EXERCISE:
A single number is the expected answer: the count of lines in the records below that contain "false".

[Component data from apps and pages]
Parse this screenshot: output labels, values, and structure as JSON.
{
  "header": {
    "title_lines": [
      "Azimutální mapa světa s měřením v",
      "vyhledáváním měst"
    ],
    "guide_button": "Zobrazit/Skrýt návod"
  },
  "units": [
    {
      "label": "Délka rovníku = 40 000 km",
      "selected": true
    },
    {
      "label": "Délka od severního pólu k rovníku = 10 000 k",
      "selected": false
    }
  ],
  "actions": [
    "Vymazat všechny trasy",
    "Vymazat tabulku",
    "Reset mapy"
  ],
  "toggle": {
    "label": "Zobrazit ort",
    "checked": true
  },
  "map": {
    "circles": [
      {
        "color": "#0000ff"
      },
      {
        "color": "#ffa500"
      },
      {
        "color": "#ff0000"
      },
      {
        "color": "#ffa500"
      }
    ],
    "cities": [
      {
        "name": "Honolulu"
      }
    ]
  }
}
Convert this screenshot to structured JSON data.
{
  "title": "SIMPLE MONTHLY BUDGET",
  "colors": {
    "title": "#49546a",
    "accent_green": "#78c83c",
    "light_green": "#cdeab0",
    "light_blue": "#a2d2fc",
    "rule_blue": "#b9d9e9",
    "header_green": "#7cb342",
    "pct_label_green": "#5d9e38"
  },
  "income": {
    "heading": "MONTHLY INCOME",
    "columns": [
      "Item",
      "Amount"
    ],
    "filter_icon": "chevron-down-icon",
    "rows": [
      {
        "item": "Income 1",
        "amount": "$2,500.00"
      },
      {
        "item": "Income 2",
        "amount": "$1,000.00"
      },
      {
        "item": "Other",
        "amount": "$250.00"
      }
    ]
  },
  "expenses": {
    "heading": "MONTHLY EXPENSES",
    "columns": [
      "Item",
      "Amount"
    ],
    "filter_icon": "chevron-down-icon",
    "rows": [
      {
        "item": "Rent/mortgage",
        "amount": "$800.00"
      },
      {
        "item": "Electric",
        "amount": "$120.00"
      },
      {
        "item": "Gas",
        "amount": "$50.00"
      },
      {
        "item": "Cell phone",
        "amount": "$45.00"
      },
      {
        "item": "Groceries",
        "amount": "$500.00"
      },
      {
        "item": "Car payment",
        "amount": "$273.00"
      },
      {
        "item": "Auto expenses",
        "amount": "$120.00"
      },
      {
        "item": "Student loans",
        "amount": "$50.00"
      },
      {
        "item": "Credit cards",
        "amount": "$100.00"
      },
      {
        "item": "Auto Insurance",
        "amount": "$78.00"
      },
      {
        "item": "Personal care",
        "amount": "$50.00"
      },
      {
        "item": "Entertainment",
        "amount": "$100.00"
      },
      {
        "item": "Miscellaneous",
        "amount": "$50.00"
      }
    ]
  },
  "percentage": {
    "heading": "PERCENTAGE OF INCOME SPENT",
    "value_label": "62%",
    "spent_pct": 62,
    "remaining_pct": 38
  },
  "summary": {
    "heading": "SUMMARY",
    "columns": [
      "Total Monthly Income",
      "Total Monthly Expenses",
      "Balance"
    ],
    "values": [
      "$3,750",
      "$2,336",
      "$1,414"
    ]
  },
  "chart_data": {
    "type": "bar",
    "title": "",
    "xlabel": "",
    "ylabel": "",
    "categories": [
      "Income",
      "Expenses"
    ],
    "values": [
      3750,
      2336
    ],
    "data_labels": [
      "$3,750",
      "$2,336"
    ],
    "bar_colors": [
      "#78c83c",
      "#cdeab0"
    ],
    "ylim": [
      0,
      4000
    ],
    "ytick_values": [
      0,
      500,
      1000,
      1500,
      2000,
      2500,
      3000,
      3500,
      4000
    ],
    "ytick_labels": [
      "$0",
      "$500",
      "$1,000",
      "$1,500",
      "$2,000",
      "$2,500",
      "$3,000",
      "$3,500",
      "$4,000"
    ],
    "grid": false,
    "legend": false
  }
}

ANSWER FOR THIS EXERCISE:
3